If you're planning on sleeping in your car, a few tips: WalMart allows all-night parking, as do many 24-hour gyms. (Buying a membership to Planet Fitness or something like it also gives you a great place to stop, shower, and recharge while on the road).
3. Bring Food From Home
Don't go on a road trip expecting to subsist on fast food alone. You'll wind up feeling like shit, and it'll drain your pocketbook stunningly quickly. Instead, be sure to bring food from home. Consider buying a gas stove and a coffee pot for easy on-the-go meals, and make sure you bring substantial snacks to satiate midday or late night cravings so you can avoid getting those late night Mickey D's expeditions.
Try bringing your own cooler, filling it with easy stuff for breakfast and lunch — some bread and peanut butter and jelly will go a long way. Bring your own utensils, plates, and napkins, and avoid buying bottled water by packing some big water jugs and a reusable water bottle. Alternatively, try staying at hotels or Airbnbs with kitchens so you can cook there.
4. Avoid Tolls
Apps like Google Maps and Waze point out toll locations, so be sure to avoid those to save those pennies. (If it takes you too far off route, you might have to bite the bullet and drive across that expensive bridge).
You can also save on parking fees by using sites like Parkopedia.
Road TripThe Orange Backpack
5. Save on Gas
Gas can get pricy incredibly fast, so be sure that you're stopping at cheap gas stations. Free apps like GasBuddy help you find the most affordable gas prices in the area. Also, try going the speed limit on the highways — anything faster will burn through your tank. Be sure that you don't wait till you arrive at touristy locations or big cities to fill up.
6. Get a National Park Pass

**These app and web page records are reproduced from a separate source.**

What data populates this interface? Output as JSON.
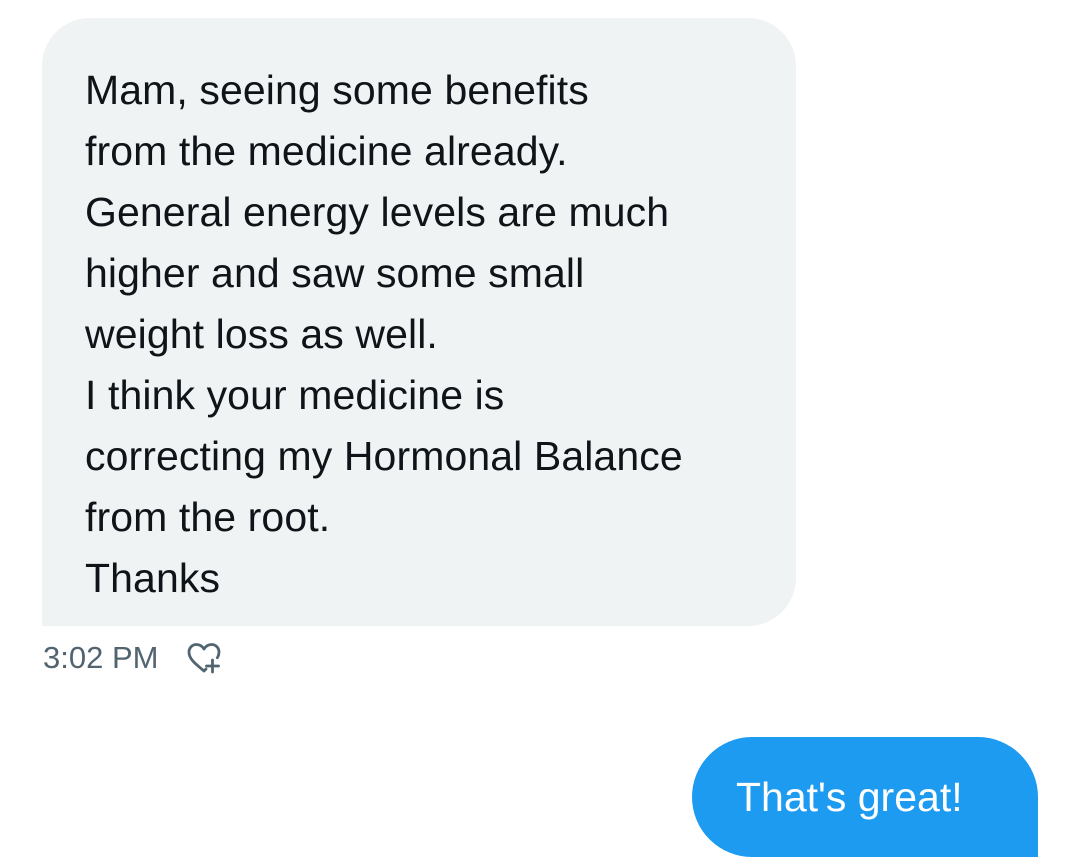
{
  "incoming": {
    "lines": [
      "Mam, seeing some benefits",
      "from the medicine already.",
      "General energy levels are much",
      "higher and saw some small",
      "weight loss as well.",
      "I think your medicine is",
      "correcting my Hormonal Balance",
      "from the root.",
      "Thanks"
    ],
    "time": "3:02 PM",
    "react_icon": "heart-plus-icon"
  },
  "outgoing": {
    "text": "That's great!"
  },
  "colors": {
    "incoming_bubble": "#eff3f4",
    "outgoing_bubble": "#1d9bf0",
    "text": "#0f1419",
    "meta": "#536471"
  }
}
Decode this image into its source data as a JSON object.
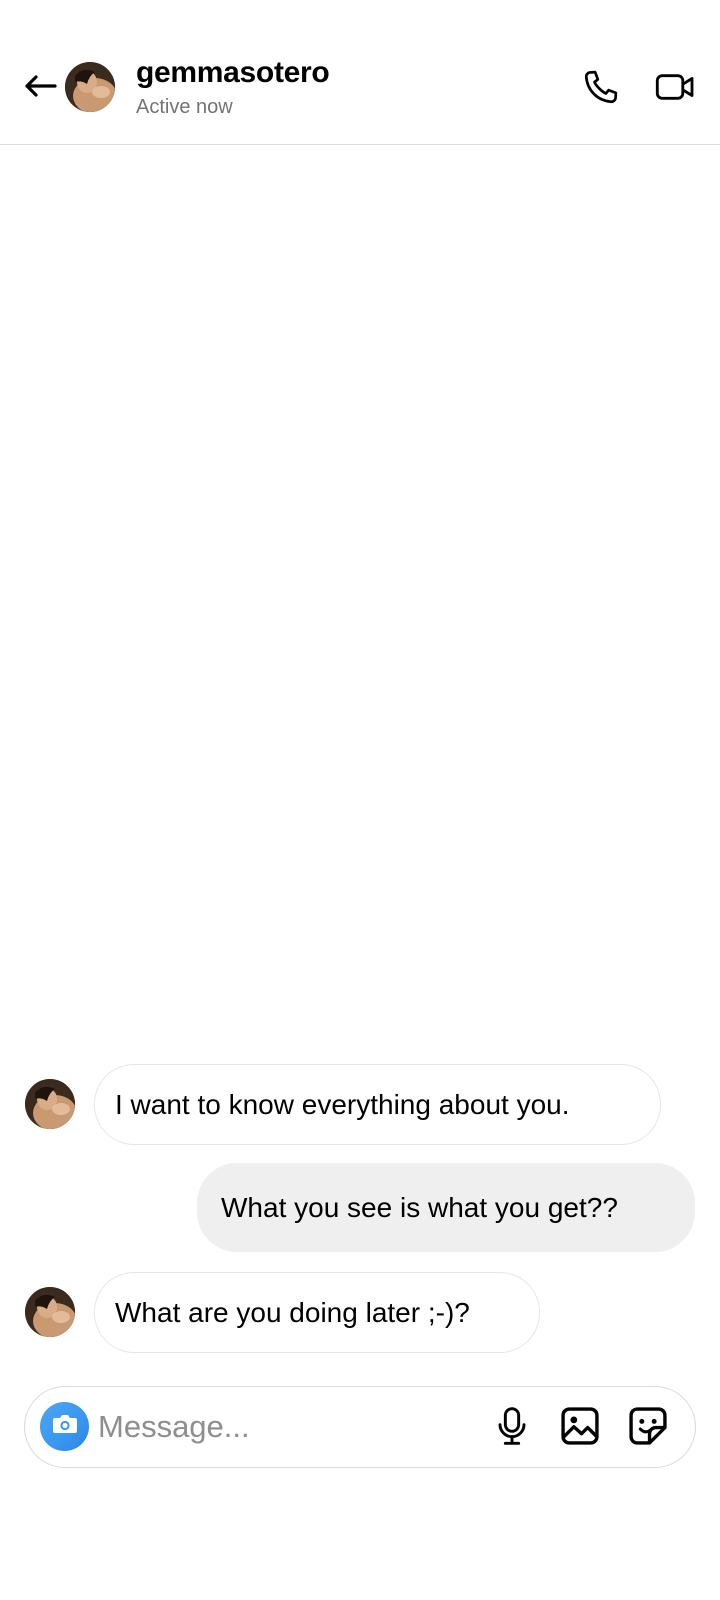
{
  "header": {
    "username": "gemmasotero",
    "status": "Active now",
    "back_icon": "arrow-left-icon",
    "call_icon": "phone-icon",
    "video_icon": "video-camera-icon"
  },
  "messages": [
    {
      "direction": "incoming",
      "text": "I want to know everything about you."
    },
    {
      "direction": "outgoing",
      "text": "What you see is what you get??"
    },
    {
      "direction": "incoming",
      "text": "What are you doing later ;-)?"
    }
  ],
  "composer": {
    "placeholder": "Message...",
    "value": "",
    "camera_icon": "camera-icon",
    "mic_icon": "microphone-icon",
    "gallery_icon": "image-icon",
    "sticker_icon": "sticker-icon",
    "camera_color": "#3897f0"
  }
}
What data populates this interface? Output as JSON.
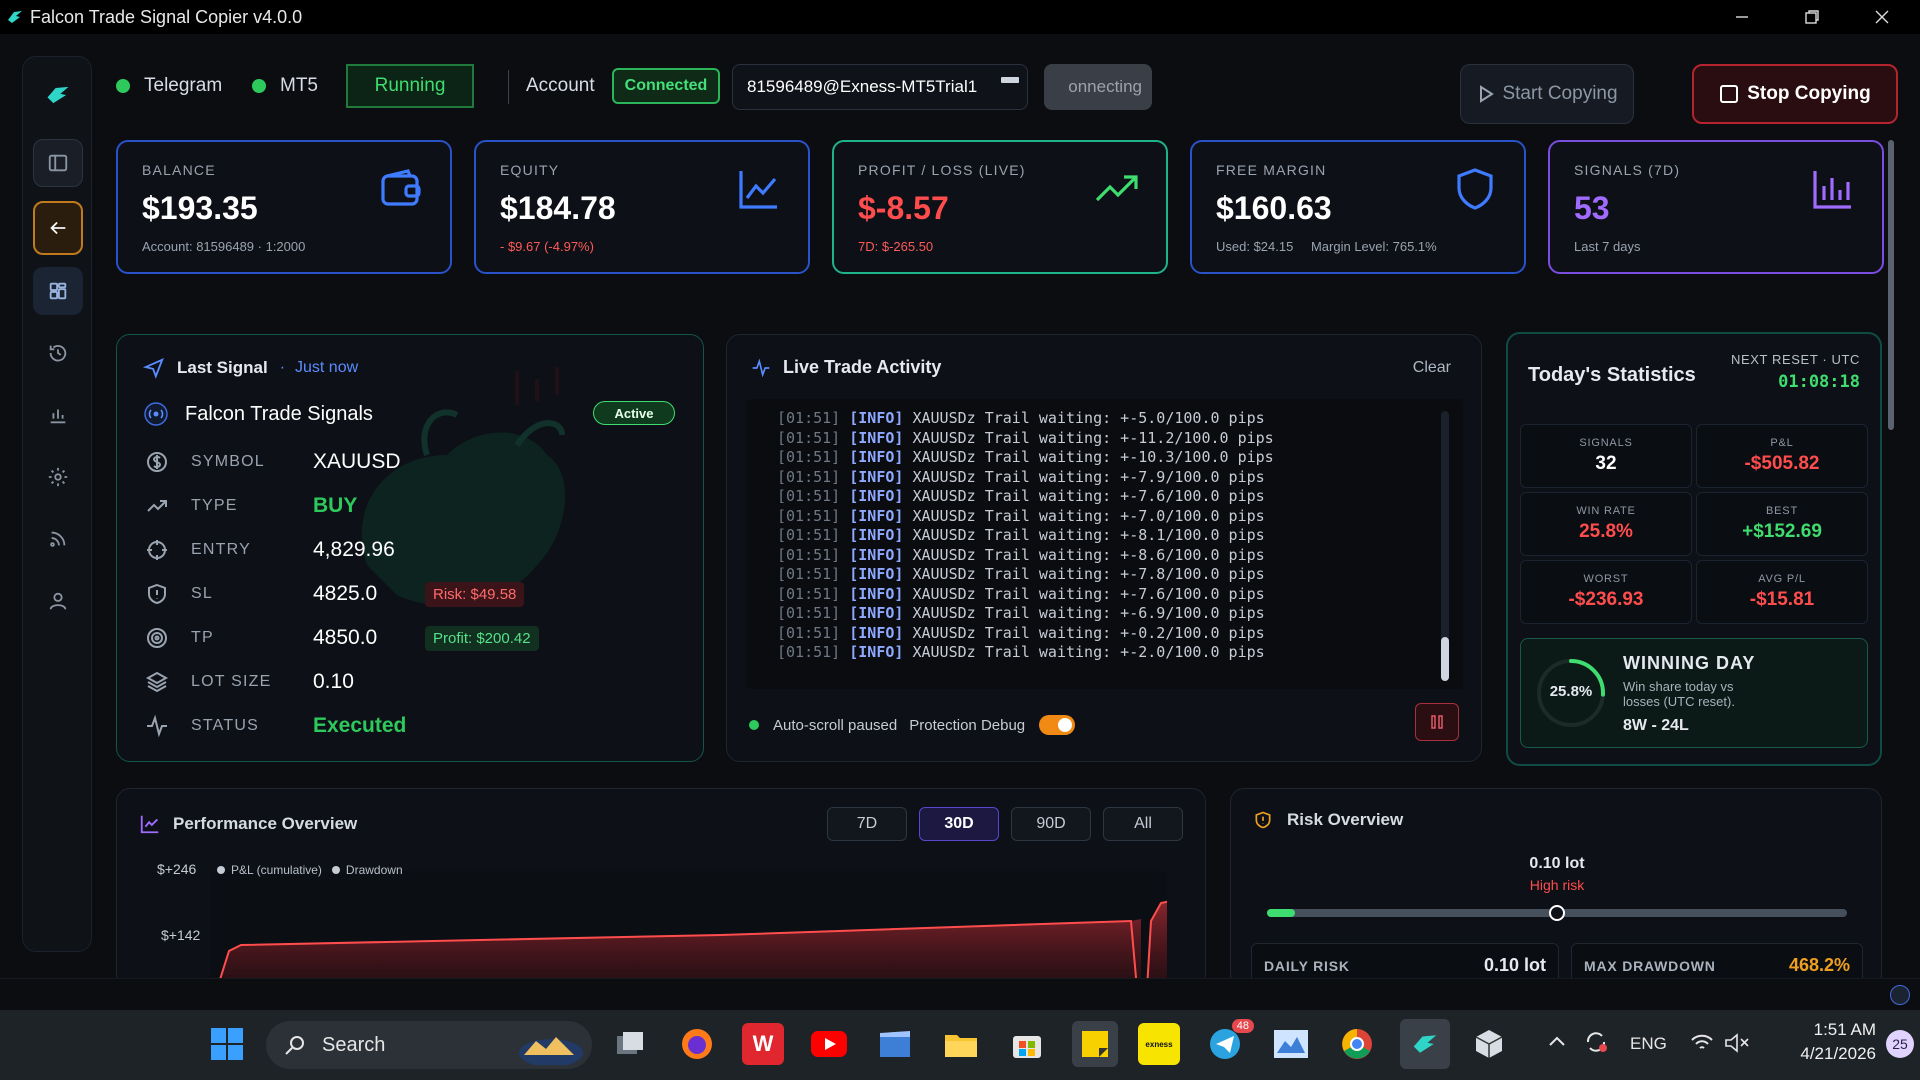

All those parks can get really expensive really fast. If you're planning on visiting three or more parks, it's a great idea to get an America the Beautiful National Parks Pass. For $80 you can get into every National Park for one year.